A loan from a company to a director is classed as a ‘benefit in kind’. This means that Class 1 National Insurance must be deducted through payroll. If a company writes off a director’s loan, it is treated as a form of taxable income, so the director will need to pay Income Tax on the loan through Self Assessment.
When a director lends money to a company, they can charge the company interest on the loan amount. If interest is charged, this will count as a business expense for the company and a form of personal income for the director. The director will need to report this interest as income on their Self Assessment tax return. If no interest is charged by the director, the company will have to report the loan on the Company Tax Return.
Leaving surplus profit in a company
The flexibility of a limited company structure allows you to leave surplus income in the business and withdraw in a future financial year. This is a great option if removing this money would result in a higher rates of Income Tax and/or Dividend Tax in the current financial year. There is no such tax-planning strategy available to sole traders.
What tax do company directors pay?
Company directors pay Income Tax and National Insurance Contributions on their total annual income.

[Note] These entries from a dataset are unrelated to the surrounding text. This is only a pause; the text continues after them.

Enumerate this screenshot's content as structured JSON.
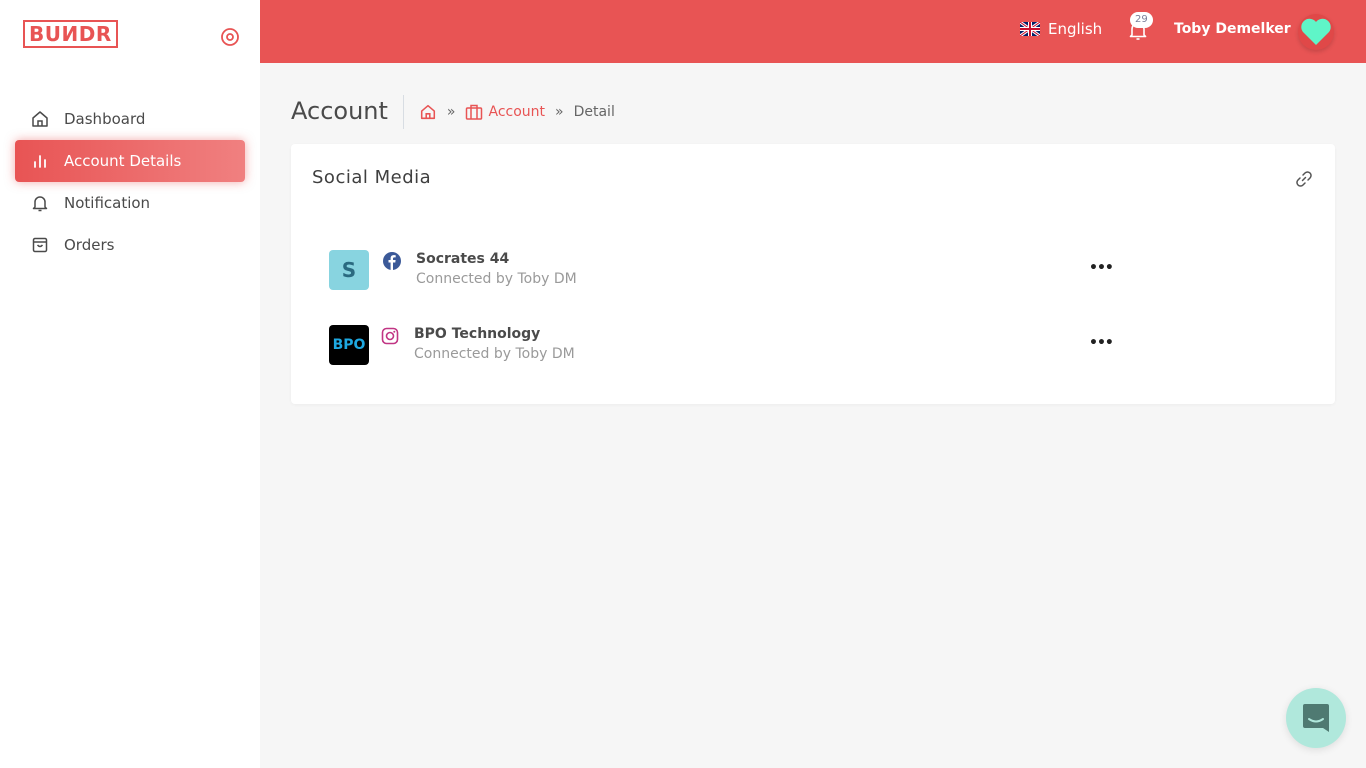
{
  "brand": {
    "logo_text": "BUИDR",
    "accent": "#e85454"
  },
  "sidebar": {
    "items": [
      {
        "label": "Dashboard",
        "icon": "home-icon",
        "active": false
      },
      {
        "label": "Account Details",
        "icon": "bar-chart-icon",
        "active": true
      },
      {
        "label": "Notification",
        "icon": "bell-icon",
        "active": false
      },
      {
        "label": "Orders",
        "icon": "shopping-bag-icon",
        "active": false
      }
    ]
  },
  "topbar": {
    "language": "English",
    "notification_count": "29",
    "user_name": "Toby Demelker"
  },
  "page": {
    "title": "Account",
    "breadcrumb": {
      "sep": "»",
      "link": "Account",
      "current": "Detail"
    }
  },
  "card": {
    "title": "Social Media",
    "accounts": [
      {
        "avatar_text": "S",
        "network": "facebook",
        "name": "Socrates 44",
        "subtitle": "Connected by Toby DM",
        "more": "•••"
      },
      {
        "avatar_text": "BPO",
        "network": "instagram",
        "name": "BPO Technology",
        "subtitle": "Connected by Toby DM",
        "more": "•••"
      }
    ]
  }
}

These deductions are paid directly to HMRC through PAYE (and Self Assessment if the director receives income other than a salary). The company collects Income Tax and Class 1 NIC on a director’s salary through payroll and send it to HMRC, along with the company’s Employers’ National Insurance contributions .
If a director receives part of their income as dividends, no National Insurance is payable on that income. This results in a saving for both the director and the company. If a director is a higher rate taxpayer, they may have to pay a higher rate of tax on any dividends they receive.

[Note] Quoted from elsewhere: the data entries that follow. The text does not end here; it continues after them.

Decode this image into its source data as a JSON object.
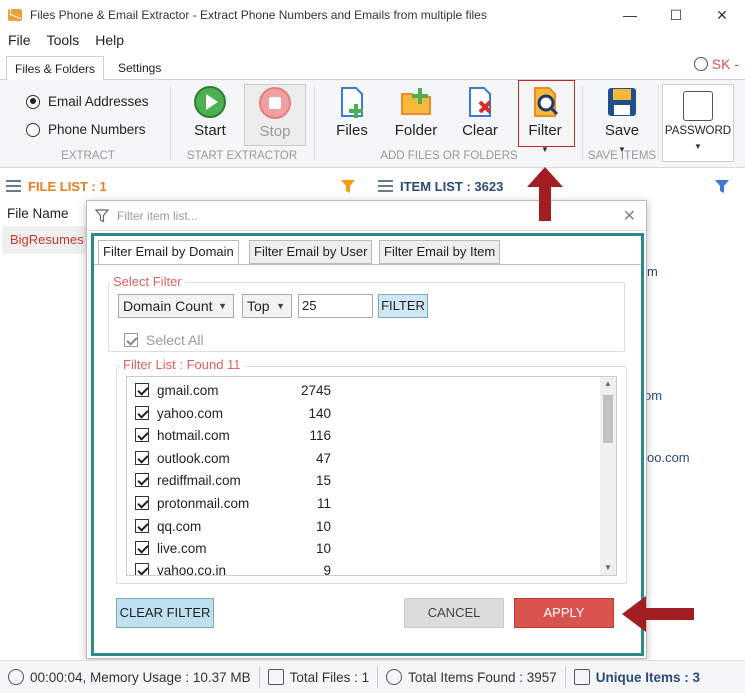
{
  "window": {
    "title": "Files Phone & Email Extractor - Extract Phone Numbers and Emails from multiple files",
    "minimize": "—",
    "maximize": "☐",
    "close": "✕"
  },
  "menu": [
    "File",
    "Tools",
    "Help"
  ],
  "tabs": [
    "Files & Folders",
    "Settings"
  ],
  "user": "SK -",
  "ribbon": {
    "extract": {
      "options": [
        "Email Addresses",
        "Phone Numbers"
      ],
      "selected": "Email Addresses",
      "label": "EXTRACT"
    },
    "start_extractor": {
      "start": "Start",
      "stop": "Stop",
      "label": "START EXTRACTOR"
    },
    "add_files": {
      "files": "Files",
      "folder": "Folder",
      "clear": "Clear",
      "filter": "Filter",
      "label": "ADD FILES OR FOLDERS"
    },
    "save_items": {
      "save": "Save",
      "label": "SAVE ITEMS"
    },
    "password": "PASSWORD"
  },
  "lists": {
    "file_list": "FILE LIST : 1",
    "item_list": "ITEM LIST : 3623",
    "file_name_header": "File Name",
    "file_row": "BigResumes",
    "bg_fragments": [
      "m",
      "om",
      "oo.com"
    ]
  },
  "popup": {
    "search_placeholder": "Filter item list...",
    "close": "✕",
    "tabs": [
      "Filter Email by Domain",
      "Filter Email by User",
      "Filter Email by Item"
    ],
    "select_filter_legend": "Select Filter",
    "sort_by": "Domain Count",
    "position": "Top",
    "count_value": "25",
    "filter_button": "FILTER",
    "select_all": "Select All",
    "filter_list_legend": "Filter List : Found 11",
    "items": [
      {
        "domain": "gmail.com",
        "count": "2745"
      },
      {
        "domain": "yahoo.com",
        "count": "140"
      },
      {
        "domain": "hotmail.com",
        "count": "116"
      },
      {
        "domain": "outlook.com",
        "count": "47"
      },
      {
        "domain": "rediffmail.com",
        "count": "15"
      },
      {
        "domain": "protonmail.com",
        "count": "11"
      },
      {
        "domain": "qq.com",
        "count": "10"
      },
      {
        "domain": "live.com",
        "count": "10"
      },
      {
        "domain": "yahoo.co.in",
        "count": "9"
      }
    ],
    "clear_filter": "CLEAR FILTER",
    "cancel": "CANCEL",
    "apply": "APPLY"
  },
  "status": {
    "time_memory": "00:00:04, Memory Usage : 10.37 MB",
    "total_files": "Total Files : 1",
    "total_items": "Total Items Found : 3957",
    "unique_items": "Unique Items : 3"
  },
  "colors": {
    "accent_red": "#d9534f",
    "teal_frame": "#2a8a8a",
    "orange": "#e67e22",
    "navy": "#2c4a7a"
  }
}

Self Assessment for company directors
Directors must register for Self Assessment and report all sources of taxed and untaxed income on a Self Assessment tax return each year. If a director owes more tax than the company has collected through payroll (e.g. from dividend payments and benefits received), the director must pay the additional tax through Self Assessment.
Reporting an overdrawn director’s loan through Self Assessment
There are certain tax implications for directors and limited companies when a loan account remains overdrawn or in credit for a certain period of time. Interest rates are applied in some circumstances.
Companies may be required to include details of directors’ loans in their Company Tax Returns and paying tax under Section 455 of the Corporation Tax Act 2010.
Directors may have to include details of these loans on their Self Assessment tax return. They will also need to pay Income Tax on any loans that have been written off, or on interest they received from the company.
When to report a director’s loan on your Self Assessment tax return
Directors must report loans on their Self Assessment tax returns in the following circumstances:
- The director owes the company more than £10,000 at any time during the year
- The director pays the company interest on a loan below the official rate of interest
- The director is not required to repay the loan because it is ‘written off’ or ‘released’ by the company
- The director charges the company interest on a loan, which is classed as a form of personal income
There are a number of circumstances when a director’s loan and interest payments are viewed by HMRC as forms of taxable income. Therefore, directors will be liable to pay Income Tax and National Insurance Contributions on these loans or payments.
We strongly advise consulting an accountant or tax advisor to assist with matters relating to director’s loans and Self Assessment tax returns, particularly if you have no prior experience with such matters. An accountant can also provide tailored advice and guidance on the most tax-efficient way to take money out of a limited company.